However it’s defined, Gahl’s program diagnoses about 10 to 40 percent of the patients it accepts. The scientific tools are getting sharper, but he says, “We have to be careful about overselling, because we do fail most of the time.”

For patients, sometimes it’s enough to know they’ve tried every avenue open to them, says Gahl. Small clues can be a big comfort, and with every new clue and scientific advance, grows hope for the next patient.

Never Underestimate the Power of Listening

Trying to help a patient with ill-defined symptoms is “difficult not just for the family, but for the physician,” says Gahl. We humans inherently mistrust those things we don’t understand, and for this reason undiagnosed patients are often mistrusted by their friends, family, employers and caregivers. “It’s a terrible situation for them to be in.”

Yet being open to the possibility that it’s not “all in their head” can yield surprising discoveries, says Gahl, pointing to the well-publicized case of a 54-year-old woman who was inexplicably amassing muscle. She looked like a bodybuilder, except she hadn’t been spending hours in the gym. And instead of giving her strength, these muscles sapped her of energy, restricting movement in her joints and placing so much pressure on her chest that she found it hard to breathe. “I kinda feel like my muscles are just torturing me,” Sally Massagee told 60 Minutes in 2012.

Massagee had been to several experts, some of whom may have written off her muscle growth as the byproduct of steroid use. But an MRI of her head showed that even the muscles moving her eyes were three to four times the normal size, recalls Gahl, who, working with pathologists discovered signs of a blood cancer, multiple myeloma, in her biopsied muscle tissue. “We sent her to Mayo where she had a stem cell transplant.
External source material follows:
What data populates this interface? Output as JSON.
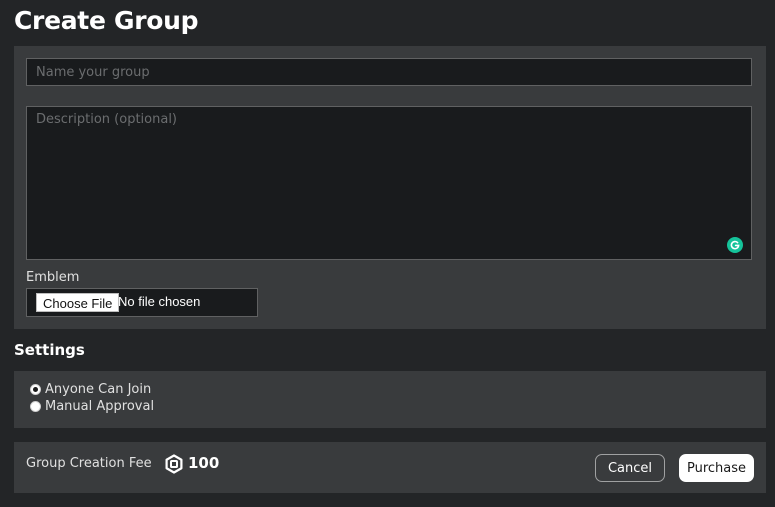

She recovered and I still get letters from her updating me on how she is doing,” Gahl says. “We’re able to treat some individuals even though we don’t know exactly what we’re doing.”

By: Kirsten Stewart

Kirsten Stewart is a senior writer for University of Utah Health Sciences